Sections 45(2) and (3) of the Condominium Act provide that the arbitrators must conduct the hearing as they believe proper, allowing each party adequate opportunity to present or rebut evidence. They may accept evidence on oath, affidavit or otherwise, as they believe proper, whether or not admissible in court. It is easy to understand the problems that can, and are encountered, when an arbitrator does not have the proper training. Regardless of these loose evidence production requirements, an Award can be entered as a Court Judgment and with leave of the Supreme Court, be enforced. Under the new Strata Property Act, even leave will no longer be required.
Section 45(6) provides that the arbitrators must make an order about the contribution of the parties to the cost of the arbitration and remuneration of the arbitrators. Most arbitrators do a very good job of this requirement. The actual cost charged by an arbitrator varies greatly. Non-lawyer arbitrators are typically owners and condo consultants who happen to live in condos. The non-lawyer, non-consultant untrained arbitrators usually charge less than $100 and with some exceptions, are worth much less. Non-lawyer consultant trained arbitrators usually charge between $100 and $150 and lawyer trained arbitrators up to $250. The arbitration hearings can take a couple of hours; others up to three days.

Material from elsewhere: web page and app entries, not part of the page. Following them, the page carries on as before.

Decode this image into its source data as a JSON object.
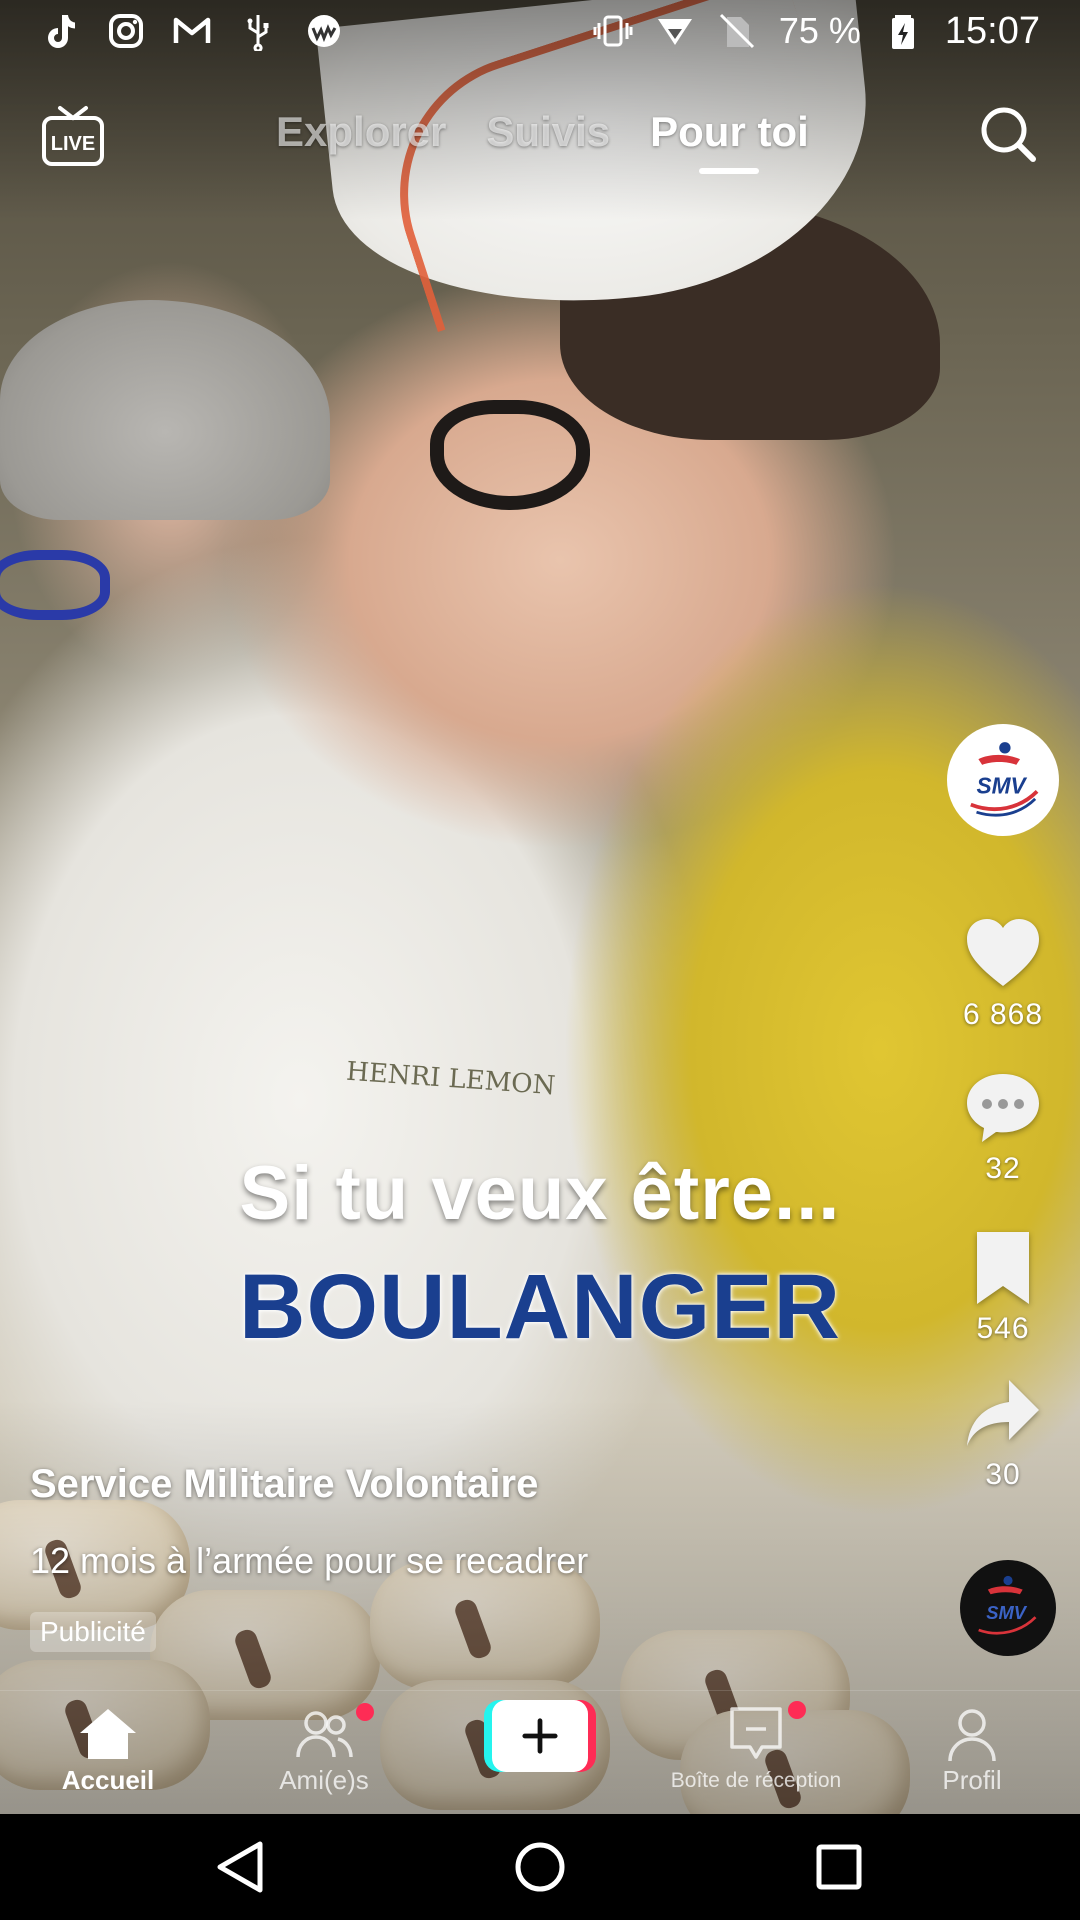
{
  "status_bar": {
    "battery": "75 %",
    "time": "15:07",
    "left_icons": [
      "tiktok-icon",
      "instagram-icon",
      "gmail-icon",
      "usb-icon",
      "app-icon"
    ],
    "right_icons": [
      "vibrate-icon",
      "signal-icon",
      "no-sim-icon",
      "battery-icon"
    ]
  },
  "top_nav": {
    "live_label": "LIVE",
    "tabs": [
      {
        "label": "Explorer",
        "active": false
      },
      {
        "label": "Suivis",
        "active": false
      },
      {
        "label": "Pour toi",
        "active": true
      }
    ]
  },
  "video": {
    "caption_line1": "Si tu veux être...",
    "caption_line2": "BOULANGER",
    "apron_text": "HENRI LEMON",
    "author": "Service Militaire Volontaire",
    "description": "12 mois à l’armée pour se recadrer",
    "ad_label": "Publicité",
    "avatar_text": "SMV"
  },
  "actions": {
    "likes": "6 868",
    "comments": "32",
    "saves": "546",
    "shares": "30"
  },
  "bottom_nav": {
    "items": [
      {
        "label": "Accueil",
        "icon": "home-icon",
        "active": true
      },
      {
        "label": "Ami(e)s",
        "icon": "friends-icon",
        "active": false
      },
      {
        "label": "Boîte de réception",
        "icon": "inbox-icon",
        "active": false
      },
      {
        "label": "Profil",
        "icon": "profile-icon",
        "active": false
      }
    ]
  },
  "colors": {
    "accent_red": "#fe2c55",
    "accent_cyan": "#25f4ee",
    "caption_blue": "#1a3f8f"
  }
}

It is my belief that all things considered, arbitrations of condominium disputes have proved worthwhile. There are obviously exceptions. The advantages over Court adjudicated proceedings are the ability to conduct a view, expediency, less adversarial between neighbours, the option of not hiring a lawyer, and the ability to sit long hours. The disadvantages are that the law is not necessarily applied (how can you tell I am a lawyer?!), the problems with a variety of methods of obtaining evidence, and the loss of mysticism that some owners feel is provided by a Judge. Overall it is my belief that arbitration is working to resolve condo disputes.
It is also my belief that much more could be done. The requirement that an arbitrator be an owner of and an occupant in a condo can be waived if all parties agree. The arbitrations that I have conducted require that waiver because I am not a condo owner. Many parties have agreed to the waiver due to my knowledge of condo law and my formal arbitration training. I am also a trained mediator. This is where so much more could be done. For example, a noise bylaw dispute cries out for mediation, not arbitration. I am hopeful that the new Strata Property Act will include specific mediation regulations in addition to the proposed provision that the potential of mediation be discussed.